Even for a man who has broken all the rules of American politics, the gamble that Donald Trump is taking this summer and fall, beginning this week in Ohio, is astonishing.
The U.S. President waded into the last special election of the season during a rally on Saturday night, saying he needed more Republicans in Congress – a precursor to a full-throttle effort for the fall midterm elections that Mr. Trump says will have him on the campaign trail ‘’six or seven days a week.’’
The danger for the President in an Ohio riding that the Republican congressional candidate carried by a landslide 67 per cent in 2016, and that Mr. Trump himself carried by 11 percentage points, is that a defeat there would embolden Democrats who are hoping to build a ‘’blue wave’’ to take over the House of Representatives – a development that could lead to Mr. Trump’s impeachment. And with a poll last week showing the race, between Republican Troy Balderson and Democrat Danny O’Connor, a virtual tie, Mr. Trump’s involvement ahead of the Tuesday vote has both special potential and special peril.
The district includes the state capital of Columbus and the Ohio State University, and the area’s voters are unusually politically sophisticated and wealthier than those in Ohio’s 15 other ridings. Neither the names of Mr. Trump, reviled by Democrats, nor former House Speaker Nancy Pelosi, a special target of opprobrium among Republicans, are on the ballot – but their names are on the lips of the candidates, giving this contest the air of a referendum on national politics, and on Mr. Trump in particular.
Other presidents who transformed American politics – Woodrow Wilson, Franklin Roosevelt and Ronald Reagan – have tried what Mr. Trump is doing, running a highly visible, and highly risky, campaign to elect political allies to the Congress. Each of his predecessors failed miserably – and suffered substantial consequences.
Mr. Wilson’s Democrats lost control of the Senate, dooming his dream to win American admission to the League of Nations that he largely designed himself. FDR’s Democrats also were repudiated, losing 71 House seats, ruining his plan to purge his party of conservatives, and making it impossible for him to extend his New Deal agenda. Mr. Reagan’s Republicans lost 26 seats, erasing the gains the GOP had made on the strength of the 40th president’s victory over Jimmy Carter two years earlier and stymying efforts to make the Republicans the natural party of government in the 1980s.
There is one important peculiarity in this contest in central Ohio: Mr. Balderson has the strong support both of Mr. Trump and of Governor John Kasich. Mr. Kasich, who ran against Mr. Trump in 2016, remains a bitter critic of the President, and is contemplating a challenge to the President in 2020. The involvement of Mr. Kasich, who for 18 years held the House seat Mr. Balderson seeks, is a reflection of internal Ohio politics: In a television advertisement that began airing last week, Mr. Kasich praised the congressional candidate as ‘’a partner of mine’’ in reducing state taxes ‘’and turning Ohio around.’’

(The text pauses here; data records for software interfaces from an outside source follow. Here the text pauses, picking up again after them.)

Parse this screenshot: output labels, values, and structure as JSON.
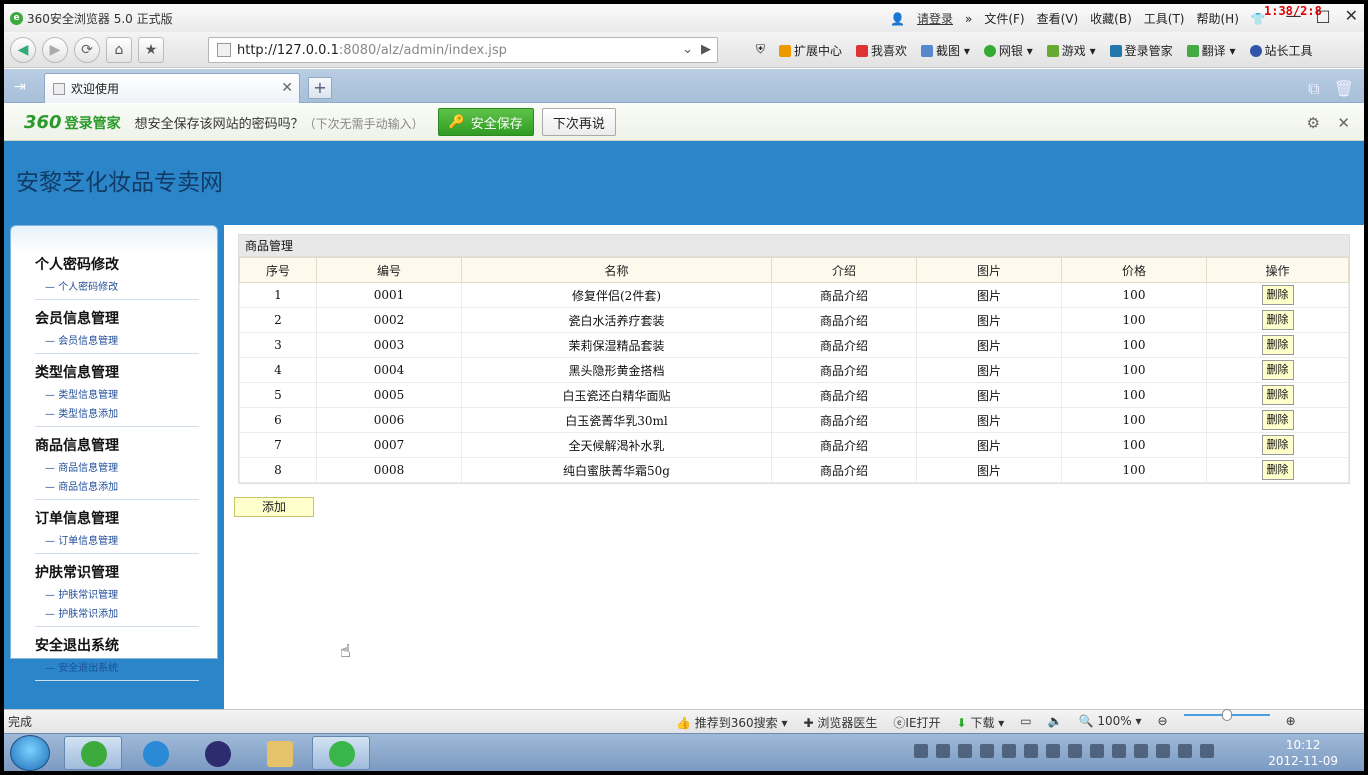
{
  "browser": {
    "title": "360安全浏览器 5.0 正式版",
    "login": "请登录",
    "menus": [
      "文件(F)",
      "查看(V)",
      "收藏(B)",
      "工具(T)",
      "帮助(H)"
    ],
    "clock_overlay": "1:38/2:8"
  },
  "nav": {
    "url_host": "http://127.0.0.1",
    "url_rest": ":8080/alz/admin/index.jsp",
    "tools": [
      "扩展中心",
      "我喜欢",
      "截图",
      "网银",
      "游戏",
      "登录管家",
      "翻译",
      "站长工具"
    ]
  },
  "tab": {
    "title": "欢迎使用"
  },
  "pw": {
    "brand_num": "360",
    "brand": "登录管家",
    "question": "想安全保存该网站的密码吗？",
    "hint": "（下次无需手动输入）",
    "save": "安全保存",
    "later": "下次再说"
  },
  "site": {
    "title": "安黎芝化妆品专卖网"
  },
  "sidebar": [
    {
      "title": "个人密码修改",
      "items": [
        "个人密码修改"
      ]
    },
    {
      "title": "会员信息管理",
      "items": [
        "会员信息管理"
      ]
    },
    {
      "title": "类型信息管理",
      "items": [
        "类型信息管理",
        "类型信息添加"
      ]
    },
    {
      "title": "商品信息管理",
      "items": [
        "商品信息管理",
        "商品信息添加"
      ]
    },
    {
      "title": "订单信息管理",
      "items": [
        "订单信息管理"
      ]
    },
    {
      "title": "护肤常识管理",
      "items": [
        "护肤常识管理",
        "护肤常识添加"
      ]
    },
    {
      "title": "安全退出系统",
      "items": [
        "安全退出系统"
      ]
    }
  ],
  "panel": {
    "title": "商品管理",
    "add": "添加",
    "delete": "删除",
    "columns": [
      "序号",
      "编号",
      "名称",
      "介绍",
      "图片",
      "价格",
      "操作"
    ],
    "rows": [
      [
        "1",
        "0001",
        "修复伴侣(2件套)",
        "商品介绍",
        "图片",
        "100"
      ],
      [
        "2",
        "0002",
        "瓷白水活养疗套装",
        "商品介绍",
        "图片",
        "100"
      ],
      [
        "3",
        "0003",
        "茉莉保湿精品套装",
        "商品介绍",
        "图片",
        "100"
      ],
      [
        "4",
        "0004",
        "黑头隐形黄金搭档",
        "商品介绍",
        "图片",
        "100"
      ],
      [
        "5",
        "0005",
        "白玉瓷还白精华面贴",
        "商品介绍",
        "图片",
        "100"
      ],
      [
        "6",
        "0006",
        "白玉瓷菁华乳30ml",
        "商品介绍",
        "图片",
        "100"
      ],
      [
        "7",
        "0007",
        "全天候解渴补水乳",
        "商品介绍",
        "图片",
        "100"
      ],
      [
        "8",
        "0008",
        "纯白蜜肤菁华霜50g",
        "商品介绍",
        "图片",
        "100"
      ]
    ]
  },
  "status": {
    "left": "完成",
    "items": [
      "推荐到360搜索",
      "浏览器医生",
      "IE打开",
      "下载",
      "100%"
    ]
  },
  "taskbar": {
    "time": "10:12",
    "date": "2012-11-09"
  },
  "colors": {
    "header_blue": "#2a86c8",
    "save_green": "#3aa52c"
  }
}
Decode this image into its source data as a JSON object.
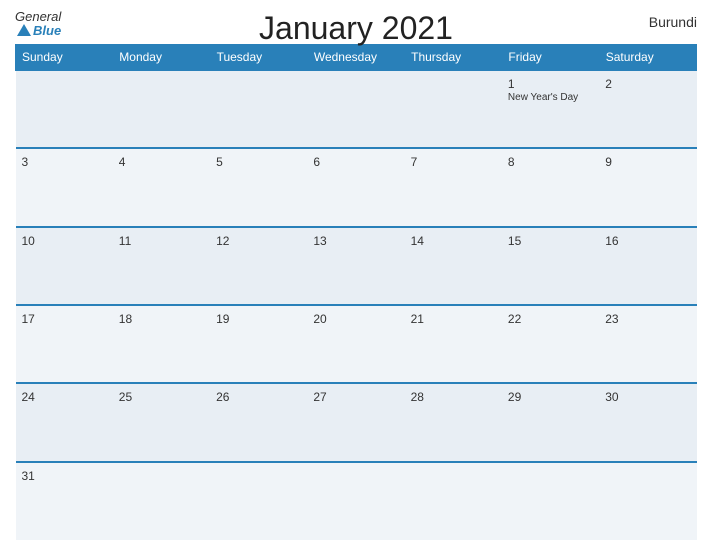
{
  "header": {
    "logo_general": "General",
    "logo_blue": "Blue",
    "title": "January 2021",
    "country": "Burundi"
  },
  "days_of_week": [
    "Sunday",
    "Monday",
    "Tuesday",
    "Wednesday",
    "Thursday",
    "Friday",
    "Saturday"
  ],
  "weeks": [
    [
      {
        "day": "",
        "event": ""
      },
      {
        "day": "",
        "event": ""
      },
      {
        "day": "",
        "event": ""
      },
      {
        "day": "",
        "event": ""
      },
      {
        "day": "",
        "event": ""
      },
      {
        "day": "1",
        "event": "New Year's Day"
      },
      {
        "day": "2",
        "event": ""
      }
    ],
    [
      {
        "day": "3",
        "event": ""
      },
      {
        "day": "4",
        "event": ""
      },
      {
        "day": "5",
        "event": ""
      },
      {
        "day": "6",
        "event": ""
      },
      {
        "day": "7",
        "event": ""
      },
      {
        "day": "8",
        "event": ""
      },
      {
        "day": "9",
        "event": ""
      }
    ],
    [
      {
        "day": "10",
        "event": ""
      },
      {
        "day": "11",
        "event": ""
      },
      {
        "day": "12",
        "event": ""
      },
      {
        "day": "13",
        "event": ""
      },
      {
        "day": "14",
        "event": ""
      },
      {
        "day": "15",
        "event": ""
      },
      {
        "day": "16",
        "event": ""
      }
    ],
    [
      {
        "day": "17",
        "event": ""
      },
      {
        "day": "18",
        "event": ""
      },
      {
        "day": "19",
        "event": ""
      },
      {
        "day": "20",
        "event": ""
      },
      {
        "day": "21",
        "event": ""
      },
      {
        "day": "22",
        "event": ""
      },
      {
        "day": "23",
        "event": ""
      }
    ],
    [
      {
        "day": "24",
        "event": ""
      },
      {
        "day": "25",
        "event": ""
      },
      {
        "day": "26",
        "event": ""
      },
      {
        "day": "27",
        "event": ""
      },
      {
        "day": "28",
        "event": ""
      },
      {
        "day": "29",
        "event": ""
      },
      {
        "day": "30",
        "event": ""
      }
    ],
    [
      {
        "day": "31",
        "event": ""
      },
      {
        "day": "",
        "event": ""
      },
      {
        "day": "",
        "event": ""
      },
      {
        "day": "",
        "event": ""
      },
      {
        "day": "",
        "event": ""
      },
      {
        "day": "",
        "event": ""
      },
      {
        "day": "",
        "event": ""
      }
    ]
  ]
}
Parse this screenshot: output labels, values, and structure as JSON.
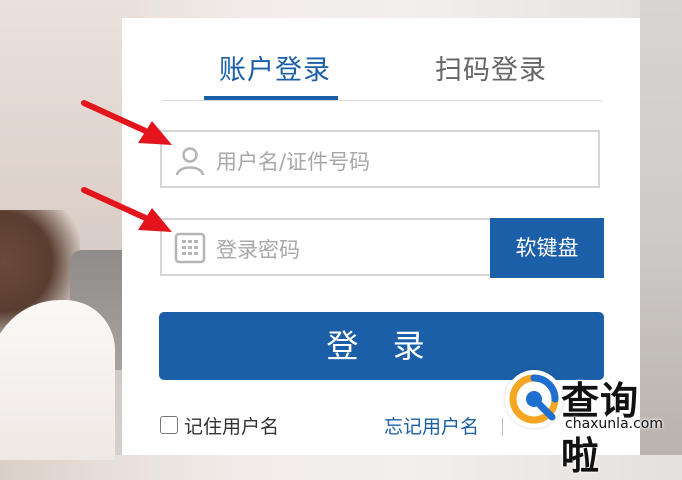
{
  "tabs": {
    "account_login": "账户登录",
    "qr_login": "扫码登录"
  },
  "form": {
    "username_placeholder": "用户名/证件号码",
    "password_placeholder": "登录密码",
    "soft_keyboard": "软键盘",
    "login_button": "登 录",
    "remember_username": "记住用户名",
    "forgot_username": "忘记用户名"
  },
  "watermark": {
    "name": "查询啦",
    "url": "chaxunla.com"
  },
  "colors": {
    "accent": "#1b5fa8",
    "arrow": "#e3141b",
    "watermark_orange": "#f5a623",
    "watermark_blue": "#1f6fd1"
  }
}
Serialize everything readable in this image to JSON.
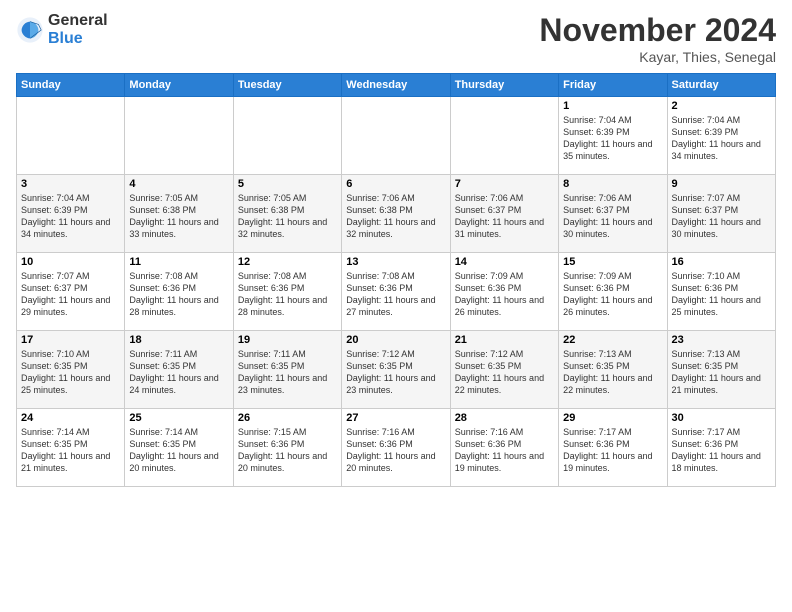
{
  "logo": {
    "general": "General",
    "blue": "Blue"
  },
  "title": "November 2024",
  "location": "Kayar, Thies, Senegal",
  "days_of_week": [
    "Sunday",
    "Monday",
    "Tuesday",
    "Wednesday",
    "Thursday",
    "Friday",
    "Saturday"
  ],
  "weeks": [
    [
      {
        "day": "",
        "detail": ""
      },
      {
        "day": "",
        "detail": ""
      },
      {
        "day": "",
        "detail": ""
      },
      {
        "day": "",
        "detail": ""
      },
      {
        "day": "",
        "detail": ""
      },
      {
        "day": "1",
        "detail": "Sunrise: 7:04 AM\nSunset: 6:39 PM\nDaylight: 11 hours\nand 35 minutes."
      },
      {
        "day": "2",
        "detail": "Sunrise: 7:04 AM\nSunset: 6:39 PM\nDaylight: 11 hours\nand 34 minutes."
      }
    ],
    [
      {
        "day": "3",
        "detail": "Sunrise: 7:04 AM\nSunset: 6:39 PM\nDaylight: 11 hours\nand 34 minutes."
      },
      {
        "day": "4",
        "detail": "Sunrise: 7:05 AM\nSunset: 6:38 PM\nDaylight: 11 hours\nand 33 minutes."
      },
      {
        "day": "5",
        "detail": "Sunrise: 7:05 AM\nSunset: 6:38 PM\nDaylight: 11 hours\nand 32 minutes."
      },
      {
        "day": "6",
        "detail": "Sunrise: 7:06 AM\nSunset: 6:38 PM\nDaylight: 11 hours\nand 32 minutes."
      },
      {
        "day": "7",
        "detail": "Sunrise: 7:06 AM\nSunset: 6:37 PM\nDaylight: 11 hours\nand 31 minutes."
      },
      {
        "day": "8",
        "detail": "Sunrise: 7:06 AM\nSunset: 6:37 PM\nDaylight: 11 hours\nand 30 minutes."
      },
      {
        "day": "9",
        "detail": "Sunrise: 7:07 AM\nSunset: 6:37 PM\nDaylight: 11 hours\nand 30 minutes."
      }
    ],
    [
      {
        "day": "10",
        "detail": "Sunrise: 7:07 AM\nSunset: 6:37 PM\nDaylight: 11 hours\nand 29 minutes."
      },
      {
        "day": "11",
        "detail": "Sunrise: 7:08 AM\nSunset: 6:36 PM\nDaylight: 11 hours\nand 28 minutes."
      },
      {
        "day": "12",
        "detail": "Sunrise: 7:08 AM\nSunset: 6:36 PM\nDaylight: 11 hours\nand 28 minutes."
      },
      {
        "day": "13",
        "detail": "Sunrise: 7:08 AM\nSunset: 6:36 PM\nDaylight: 11 hours\nand 27 minutes."
      },
      {
        "day": "14",
        "detail": "Sunrise: 7:09 AM\nSunset: 6:36 PM\nDaylight: 11 hours\nand 26 minutes."
      },
      {
        "day": "15",
        "detail": "Sunrise: 7:09 AM\nSunset: 6:36 PM\nDaylight: 11 hours\nand 26 minutes."
      },
      {
        "day": "16",
        "detail": "Sunrise: 7:10 AM\nSunset: 6:36 PM\nDaylight: 11 hours\nand 25 minutes."
      }
    ],
    [
      {
        "day": "17",
        "detail": "Sunrise: 7:10 AM\nSunset: 6:35 PM\nDaylight: 11 hours\nand 25 minutes."
      },
      {
        "day": "18",
        "detail": "Sunrise: 7:11 AM\nSunset: 6:35 PM\nDaylight: 11 hours\nand 24 minutes."
      },
      {
        "day": "19",
        "detail": "Sunrise: 7:11 AM\nSunset: 6:35 PM\nDaylight: 11 hours\nand 23 minutes."
      },
      {
        "day": "20",
        "detail": "Sunrise: 7:12 AM\nSunset: 6:35 PM\nDaylight: 11 hours\nand 23 minutes."
      },
      {
        "day": "21",
        "detail": "Sunrise: 7:12 AM\nSunset: 6:35 PM\nDaylight: 11 hours\nand 22 minutes."
      },
      {
        "day": "22",
        "detail": "Sunrise: 7:13 AM\nSunset: 6:35 PM\nDaylight: 11 hours\nand 22 minutes."
      },
      {
        "day": "23",
        "detail": "Sunrise: 7:13 AM\nSunset: 6:35 PM\nDaylight: 11 hours\nand 21 minutes."
      }
    ],
    [
      {
        "day": "24",
        "detail": "Sunrise: 7:14 AM\nSunset: 6:35 PM\nDaylight: 11 hours\nand 21 minutes."
      },
      {
        "day": "25",
        "detail": "Sunrise: 7:14 AM\nSunset: 6:35 PM\nDaylight: 11 hours\nand 20 minutes."
      },
      {
        "day": "26",
        "detail": "Sunrise: 7:15 AM\nSunset: 6:36 PM\nDaylight: 11 hours\nand 20 minutes."
      },
      {
        "day": "27",
        "detail": "Sunrise: 7:16 AM\nSunset: 6:36 PM\nDaylight: 11 hours\nand 20 minutes."
      },
      {
        "day": "28",
        "detail": "Sunrise: 7:16 AM\nSunset: 6:36 PM\nDaylight: 11 hours\nand 19 minutes."
      },
      {
        "day": "29",
        "detail": "Sunrise: 7:17 AM\nSunset: 6:36 PM\nDaylight: 11 hours\nand 19 minutes."
      },
      {
        "day": "30",
        "detail": "Sunrise: 7:17 AM\nSunset: 6:36 PM\nDaylight: 11 hours\nand 18 minutes."
      }
    ]
  ]
}
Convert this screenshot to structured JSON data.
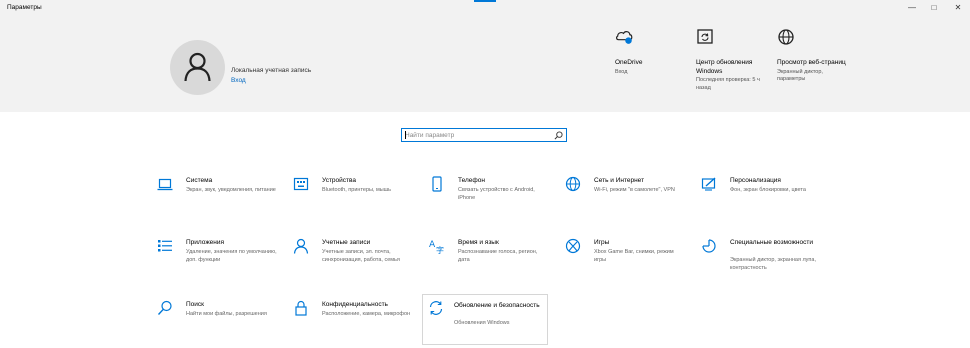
{
  "window": {
    "title": "Параметры",
    "controls": {
      "minimize": "—",
      "maximize": "□",
      "close": "✕"
    }
  },
  "account": {
    "name": "Локальная учетная запись",
    "link": "Вход",
    "icon": "user-icon"
  },
  "quick": [
    {
      "id": "onedrive",
      "title": "OneDrive",
      "subtitle": "Вход",
      "icon": "cloud-icon"
    },
    {
      "id": "update",
      "title": "Центр обновления Windows",
      "subtitle": "Последняя проверка: 5 ч назад",
      "icon": "update-icon"
    },
    {
      "id": "browser",
      "title": "Просмотр веб-страниц",
      "subtitle": "Экранный диктор, параметры",
      "icon": "globe-icon"
    }
  ],
  "search": {
    "placeholder": "Найти параметр",
    "icon": "search-icon"
  },
  "tiles": [
    {
      "id": "system",
      "title": "Система",
      "desc": "Экран, звук, уведомления, питание",
      "icon": "laptop-icon"
    },
    {
      "id": "devices",
      "title": "Устройства",
      "desc": "Bluetooth, принтеры, мышь",
      "icon": "keyboard-icon"
    },
    {
      "id": "phone",
      "title": "Телефон",
      "desc": "Связать устройство с Android, iPhone",
      "icon": "phone-icon"
    },
    {
      "id": "network",
      "title": "Сеть и Интернет",
      "desc": "Wi-Fi, режим \"в самолете\", VPN",
      "icon": "globe-icon"
    },
    {
      "id": "personalization",
      "title": "Персонализация",
      "desc": "Фон, экран блокировки, цвета",
      "icon": "brush-icon"
    },
    {
      "id": "apps",
      "title": "Приложения",
      "desc": "Удаление, значения по умолчанию, доп. функции",
      "icon": "apps-list-icon"
    },
    {
      "id": "accounts",
      "title": "Учетные записи",
      "desc": "Учетные записи, эл. почта, синхронизация, работа, семья",
      "icon": "person-icon"
    },
    {
      "id": "time",
      "title": "Время и язык",
      "desc": "Распознавание голоса, регион, дата",
      "icon": "language-icon"
    },
    {
      "id": "games",
      "title": "Игры",
      "desc": "Xbox Game Bar, снимки, режим игры",
      "icon": "xbox-icon"
    },
    {
      "id": "ease",
      "title": "Специальные возможности",
      "desc": "Экранный диктор, экранная лупа, контрастность",
      "icon": "ease-of-access-icon"
    },
    {
      "id": "search",
      "title": "Поиск",
      "desc": "Найти мои файлы, разрешения",
      "icon": "search-icon"
    },
    {
      "id": "privacy",
      "title": "Конфиденциальность",
      "desc": "Расположение, камера, микрофон",
      "icon": "lock-icon"
    },
    {
      "id": "update-security",
      "title": "Обновление и безопасность",
      "desc": "Обновления Windows",
      "icon": "sync-icon"
    }
  ],
  "colors": {
    "accent": "#0078d7",
    "header_bg": "#f2f2f2",
    "link": "#0067c0"
  }
}
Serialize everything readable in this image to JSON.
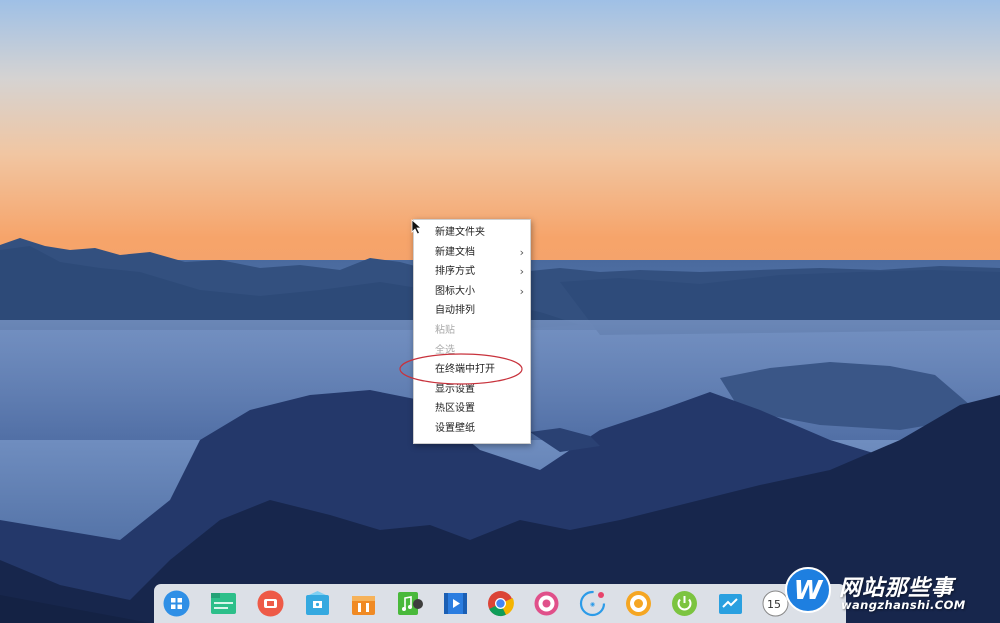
{
  "desktop": {
    "wallpaper": "mountain-sunset-wallpaper"
  },
  "context_menu": {
    "items": [
      {
        "label": "新建文件夹",
        "submenu": false,
        "disabled": false
      },
      {
        "label": "新建文档",
        "submenu": true,
        "disabled": false
      },
      {
        "label": "排序方式",
        "submenu": true,
        "disabled": false
      },
      {
        "label": "图标大小",
        "submenu": true,
        "disabled": false
      },
      {
        "label": "自动排列",
        "submenu": false,
        "disabled": false
      },
      {
        "label": "粘贴",
        "submenu": false,
        "disabled": true
      },
      {
        "label": "全选",
        "submenu": false,
        "disabled": true
      },
      {
        "label": "在终端中打开",
        "submenu": false,
        "disabled": false,
        "highlighted": true
      },
      {
        "label": "显示设置",
        "submenu": false,
        "disabled": false
      },
      {
        "label": "热区设置",
        "submenu": false,
        "disabled": false
      },
      {
        "label": "设置壁纸",
        "submenu": false,
        "disabled": false
      }
    ],
    "submenu_arrow": "›",
    "highlight_color": "#c8323c"
  },
  "dock": {
    "icons": [
      {
        "name": "launcher-icon",
        "color": "#2f8fe6"
      },
      {
        "name": "file-manager-icon",
        "color": "#2dbf8a"
      },
      {
        "name": "screen-recorder-icon",
        "color": "#ee5a47"
      },
      {
        "name": "app-store-icon",
        "color": "#35a9e0"
      },
      {
        "name": "shopping-bag-icon",
        "color": "#f08a24"
      },
      {
        "name": "music-icon",
        "color": "#49b93b"
      },
      {
        "name": "video-player-icon",
        "color": "#2b7de0"
      },
      {
        "name": "chrome-icon",
        "color": "#db4437"
      },
      {
        "name": "settings-icon",
        "color": "#e0508a"
      },
      {
        "name": "system-monitor-icon",
        "color": "#2c9be8"
      },
      {
        "name": "screenshot-icon",
        "color": "#f5a623"
      },
      {
        "name": "power-icon",
        "color": "#7cc440"
      },
      {
        "name": "task-manager-icon",
        "color": "#2aa0e0"
      },
      {
        "name": "clock-icon",
        "color": "#555555"
      }
    ],
    "clock_text": "15"
  },
  "watermark": {
    "badge_letter": "W",
    "title": "网站那些事",
    "url": "wangzhanshi.COM",
    "badge_color": "#1e7fe0"
  }
}
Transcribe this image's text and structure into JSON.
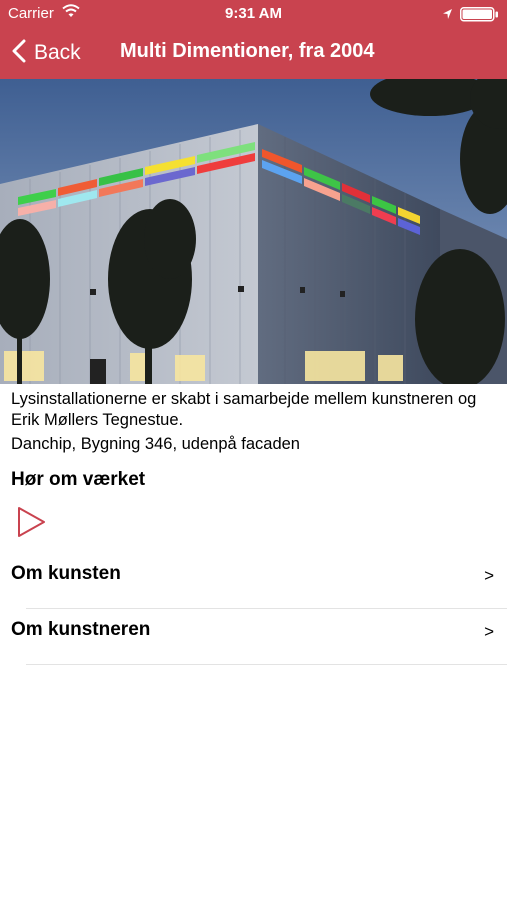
{
  "status_bar": {
    "carrier": "Carrier",
    "time": "9:31 AM",
    "icons": [
      "wifi-icon",
      "location-arrow-icon",
      "battery-icon"
    ]
  },
  "nav": {
    "back_label": "Back",
    "title": "Multi Dimentioner, fra 2004",
    "color": "#c9434f"
  },
  "artwork": {
    "description": "Lysinstallationerne er skabt i samarbejde mellem kunstneren og Erik Møllers Tegnestue.",
    "location": "Danchip, Bygning 346, udenpå facaden"
  },
  "audio": {
    "heading": "Hør om værket",
    "play_icon": "play-icon"
  },
  "menu": {
    "items": [
      {
        "label": "Om kunsten",
        "chevron": ">"
      },
      {
        "label": "Om kunstneren",
        "chevron": ">"
      }
    ]
  }
}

For his part, Mr. O’Connor is a traditional moderate Democrat, without the more liberal views on health care and free university education that helped Alexandria Ocasio-Cortez win an important New York primary earlier this summer and catapult her to national prominence. He is engaged to a Republican woman and is aiming his appeal to the political independents who may hold the balance of power in Tuesday’s balloting.
By jumping into the race in Ohio – and by plunging into the contest on the last weekend of campaigning – Mr. Trump is taking special risks.
If Mr. Balderson wins, Democrats and commentators will very likely dismiss his victory as the logical result in a riding that is unequivocally Republican. But if Mr. Balderson is defeated, Mr. Trump and the Republicans will be on the defensive, having lost a seat that Republican Representative Pat Tiberi, who resigned to become president of the Ohio Business Roundtable, held for 16 years.
The link between Mr. Balderson and Mr. Trump was on full display Saturday night, when the President hailed him as ‘’really tough’’ and ‘’really smart.’’ The link between Mr. O’Connor and Ms. Pelosi, one of the principal themes of Republican advertisements, is tenuous, for although the President claimed Mr. O’Connor would be “a puppet of Nancy Pelosi,” the Democratic candidate has pledged not to support the veteran California lawmaker for speaker if the Democrats retake the House in November.
This special election is a curtain-raiser to far more important contests in the fall for two reasons. The first is that it is but the appetizer to the political entree in November, when all 435 House seats and a third of the Senate are up for grabs in the broader midterm congressional elections. The second is a special feature of this contest: Regardless of who wins, the two men will compete for the seat again three months from now.